Your answer should reproduce every line of the material in which the word "this" occurs.
BEGIN ENTRIES PROVIDED
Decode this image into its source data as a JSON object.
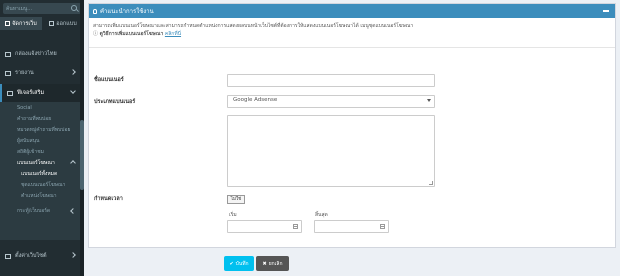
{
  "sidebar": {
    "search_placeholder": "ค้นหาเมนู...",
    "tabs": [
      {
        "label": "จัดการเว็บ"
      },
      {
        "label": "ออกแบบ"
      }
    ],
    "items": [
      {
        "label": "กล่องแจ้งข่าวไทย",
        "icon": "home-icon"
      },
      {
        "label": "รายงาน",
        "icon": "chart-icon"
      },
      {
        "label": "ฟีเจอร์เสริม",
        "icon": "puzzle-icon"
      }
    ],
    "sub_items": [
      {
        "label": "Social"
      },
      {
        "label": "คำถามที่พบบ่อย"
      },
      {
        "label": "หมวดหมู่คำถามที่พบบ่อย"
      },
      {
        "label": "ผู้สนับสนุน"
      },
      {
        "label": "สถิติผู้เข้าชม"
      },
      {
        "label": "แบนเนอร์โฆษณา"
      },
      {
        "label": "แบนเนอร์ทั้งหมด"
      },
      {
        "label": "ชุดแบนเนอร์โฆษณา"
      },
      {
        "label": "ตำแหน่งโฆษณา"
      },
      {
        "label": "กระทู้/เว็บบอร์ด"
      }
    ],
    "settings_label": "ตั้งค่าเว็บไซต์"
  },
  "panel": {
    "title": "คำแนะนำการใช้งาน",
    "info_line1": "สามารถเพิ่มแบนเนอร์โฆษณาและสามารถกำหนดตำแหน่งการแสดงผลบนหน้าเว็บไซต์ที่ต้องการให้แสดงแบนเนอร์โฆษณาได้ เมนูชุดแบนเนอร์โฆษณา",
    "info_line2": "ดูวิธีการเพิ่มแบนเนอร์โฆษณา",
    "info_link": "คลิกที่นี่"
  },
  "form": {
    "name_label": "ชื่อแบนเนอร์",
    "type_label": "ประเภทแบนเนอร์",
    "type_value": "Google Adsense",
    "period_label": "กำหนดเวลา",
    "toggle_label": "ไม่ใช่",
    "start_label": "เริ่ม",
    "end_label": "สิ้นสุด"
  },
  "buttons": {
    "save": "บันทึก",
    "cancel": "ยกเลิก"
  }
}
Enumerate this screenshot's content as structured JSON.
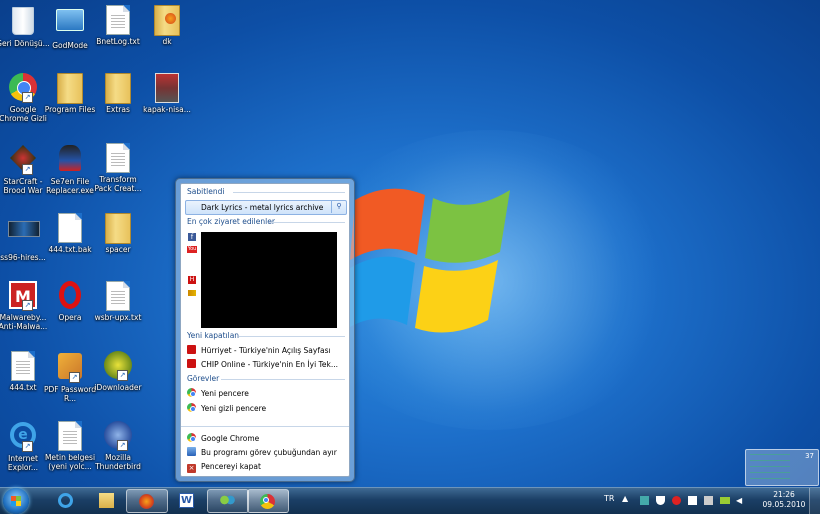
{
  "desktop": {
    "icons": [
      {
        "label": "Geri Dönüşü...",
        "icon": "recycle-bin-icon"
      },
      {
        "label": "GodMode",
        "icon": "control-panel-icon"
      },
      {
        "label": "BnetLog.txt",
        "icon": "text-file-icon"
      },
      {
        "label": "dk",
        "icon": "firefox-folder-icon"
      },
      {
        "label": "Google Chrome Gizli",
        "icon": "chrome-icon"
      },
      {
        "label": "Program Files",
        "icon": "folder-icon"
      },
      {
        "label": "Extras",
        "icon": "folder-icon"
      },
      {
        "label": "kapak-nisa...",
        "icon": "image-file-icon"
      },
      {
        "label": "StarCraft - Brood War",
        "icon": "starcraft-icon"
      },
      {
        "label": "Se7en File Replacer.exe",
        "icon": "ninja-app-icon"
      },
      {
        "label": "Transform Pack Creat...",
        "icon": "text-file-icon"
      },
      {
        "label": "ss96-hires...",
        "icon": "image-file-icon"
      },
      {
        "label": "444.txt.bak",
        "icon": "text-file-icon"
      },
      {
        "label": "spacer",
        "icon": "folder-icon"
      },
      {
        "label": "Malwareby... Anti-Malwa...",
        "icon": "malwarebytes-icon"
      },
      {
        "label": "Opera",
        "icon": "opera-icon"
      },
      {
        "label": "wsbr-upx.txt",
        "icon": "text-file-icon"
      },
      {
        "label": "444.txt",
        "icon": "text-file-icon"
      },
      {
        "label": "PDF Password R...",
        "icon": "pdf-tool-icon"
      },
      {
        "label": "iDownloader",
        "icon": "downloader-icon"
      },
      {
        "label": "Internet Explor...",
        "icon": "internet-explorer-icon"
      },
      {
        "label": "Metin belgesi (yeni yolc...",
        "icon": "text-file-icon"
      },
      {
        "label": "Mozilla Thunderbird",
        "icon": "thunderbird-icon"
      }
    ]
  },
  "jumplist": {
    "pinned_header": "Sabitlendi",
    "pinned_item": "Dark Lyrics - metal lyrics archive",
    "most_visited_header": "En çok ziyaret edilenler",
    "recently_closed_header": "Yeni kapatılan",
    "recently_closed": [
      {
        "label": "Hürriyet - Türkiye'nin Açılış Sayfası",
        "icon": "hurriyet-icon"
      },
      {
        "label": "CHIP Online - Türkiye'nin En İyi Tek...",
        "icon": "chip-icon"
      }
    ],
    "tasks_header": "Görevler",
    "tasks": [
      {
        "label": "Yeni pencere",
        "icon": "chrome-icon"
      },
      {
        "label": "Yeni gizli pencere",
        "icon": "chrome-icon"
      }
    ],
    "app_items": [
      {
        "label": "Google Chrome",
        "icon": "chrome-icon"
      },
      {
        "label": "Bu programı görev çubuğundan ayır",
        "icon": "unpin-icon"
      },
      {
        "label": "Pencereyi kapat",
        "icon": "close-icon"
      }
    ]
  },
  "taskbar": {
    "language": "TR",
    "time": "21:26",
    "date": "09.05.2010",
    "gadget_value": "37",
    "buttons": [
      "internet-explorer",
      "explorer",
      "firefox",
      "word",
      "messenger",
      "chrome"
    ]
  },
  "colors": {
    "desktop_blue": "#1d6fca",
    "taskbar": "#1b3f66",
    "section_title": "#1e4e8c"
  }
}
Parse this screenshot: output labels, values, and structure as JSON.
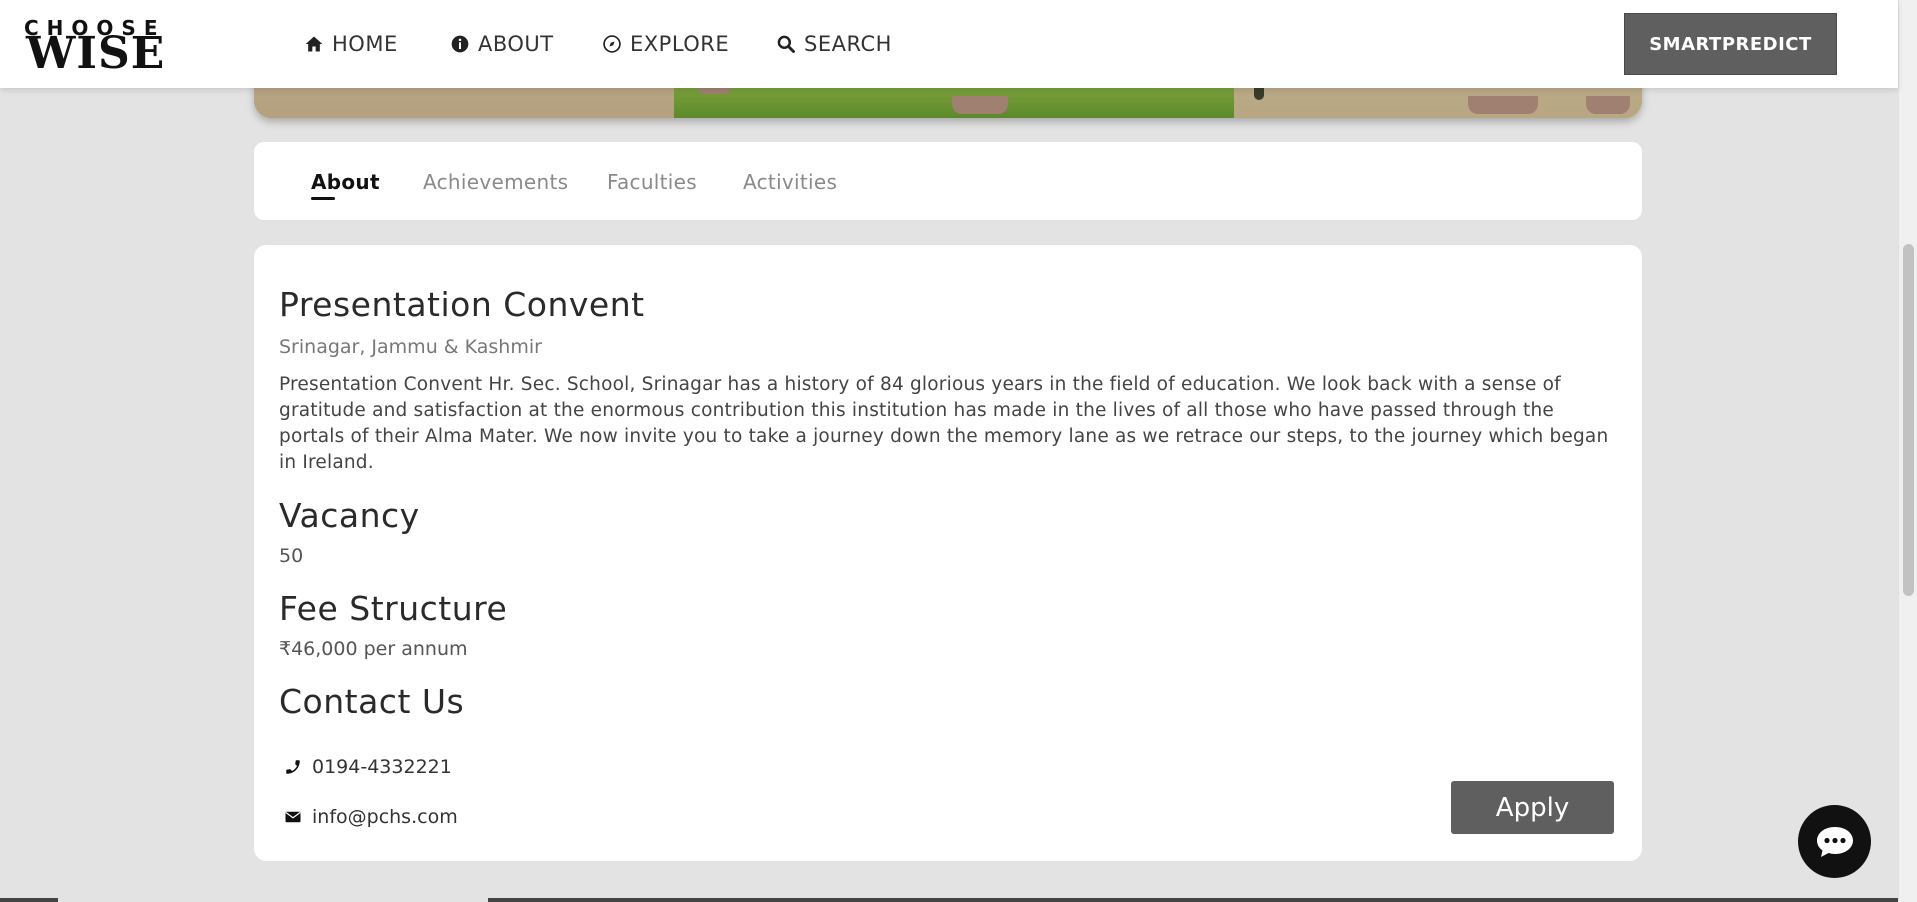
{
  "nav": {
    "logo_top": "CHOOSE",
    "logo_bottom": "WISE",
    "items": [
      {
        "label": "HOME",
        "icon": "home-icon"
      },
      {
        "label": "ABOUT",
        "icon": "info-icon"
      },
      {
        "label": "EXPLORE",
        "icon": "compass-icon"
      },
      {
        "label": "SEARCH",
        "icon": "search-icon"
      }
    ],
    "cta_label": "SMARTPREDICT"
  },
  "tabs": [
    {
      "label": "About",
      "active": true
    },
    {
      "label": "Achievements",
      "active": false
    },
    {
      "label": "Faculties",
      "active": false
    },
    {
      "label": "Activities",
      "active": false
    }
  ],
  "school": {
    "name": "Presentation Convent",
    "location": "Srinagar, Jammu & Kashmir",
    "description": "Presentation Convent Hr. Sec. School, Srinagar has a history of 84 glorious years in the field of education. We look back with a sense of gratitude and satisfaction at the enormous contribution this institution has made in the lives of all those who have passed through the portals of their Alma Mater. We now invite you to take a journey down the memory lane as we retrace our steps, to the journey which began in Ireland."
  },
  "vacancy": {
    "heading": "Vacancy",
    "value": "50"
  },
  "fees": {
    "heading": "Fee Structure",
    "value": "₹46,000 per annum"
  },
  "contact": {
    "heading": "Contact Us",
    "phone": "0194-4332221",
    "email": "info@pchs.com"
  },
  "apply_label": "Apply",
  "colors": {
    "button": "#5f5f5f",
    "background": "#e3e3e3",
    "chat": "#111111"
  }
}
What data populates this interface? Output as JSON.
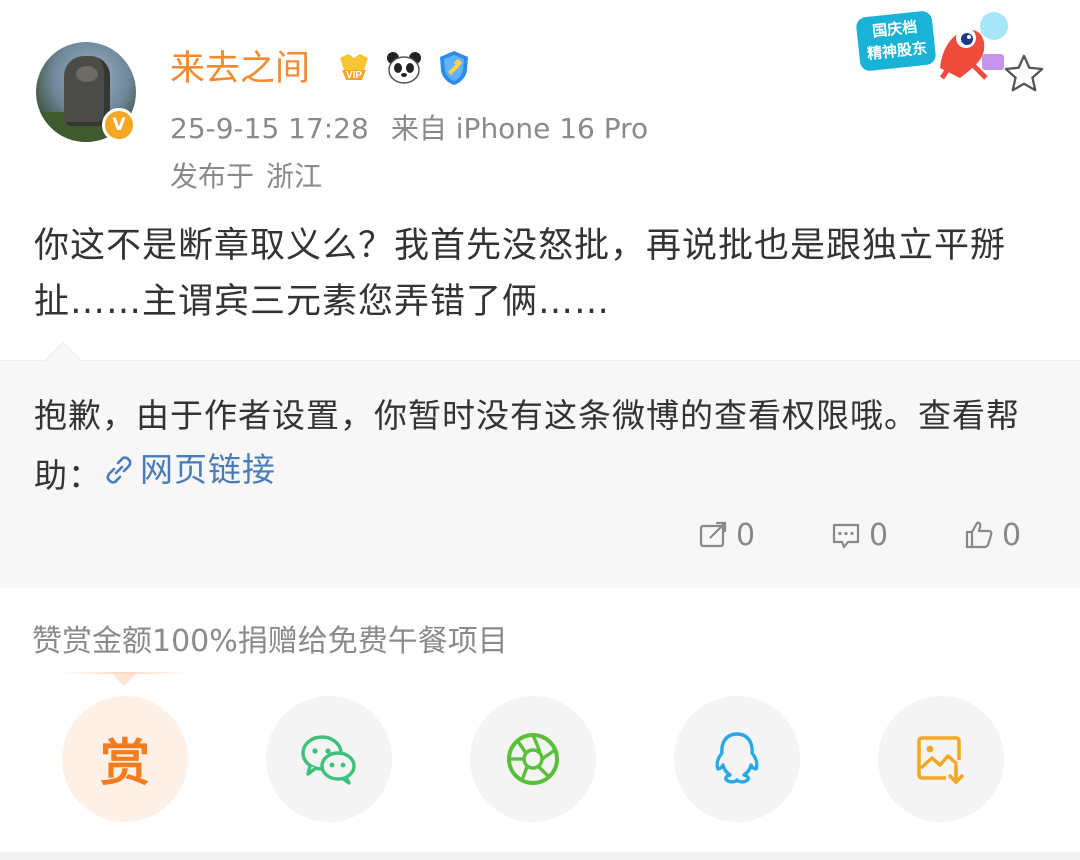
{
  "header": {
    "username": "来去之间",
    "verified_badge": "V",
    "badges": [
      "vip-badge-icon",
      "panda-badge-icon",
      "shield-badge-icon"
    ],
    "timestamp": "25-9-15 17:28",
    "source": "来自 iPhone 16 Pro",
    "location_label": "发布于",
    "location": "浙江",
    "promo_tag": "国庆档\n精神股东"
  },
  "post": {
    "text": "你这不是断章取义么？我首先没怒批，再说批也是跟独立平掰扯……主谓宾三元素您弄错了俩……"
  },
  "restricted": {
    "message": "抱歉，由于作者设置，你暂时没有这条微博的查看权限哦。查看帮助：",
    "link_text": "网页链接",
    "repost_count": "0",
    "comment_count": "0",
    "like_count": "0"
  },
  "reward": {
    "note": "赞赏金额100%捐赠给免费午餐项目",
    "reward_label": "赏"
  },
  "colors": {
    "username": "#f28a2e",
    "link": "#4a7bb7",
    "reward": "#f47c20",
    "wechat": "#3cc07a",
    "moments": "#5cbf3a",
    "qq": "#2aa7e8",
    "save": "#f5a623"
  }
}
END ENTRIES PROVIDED
EXPECTED ANSWER:
Decode this image into its source data as a JSON object.
Enumerate this screenshot's content as structured JSON.
Parse this screenshot: output labels, values, and structure as JSON.
    "description": "Presentation Convent Hr. Sec. School, Srinagar has a history of 84 glorious years in the field of education. We look back with a sense of gratitude and satisfaction at the enormous contribution this institution has made in the lives of all those who have passed through the portals of their Alma Mater. We now invite you to take a journey down the memory lane as we retrace our steps, to the journey which began in Ireland."
What data populates this interface? Output as JSON.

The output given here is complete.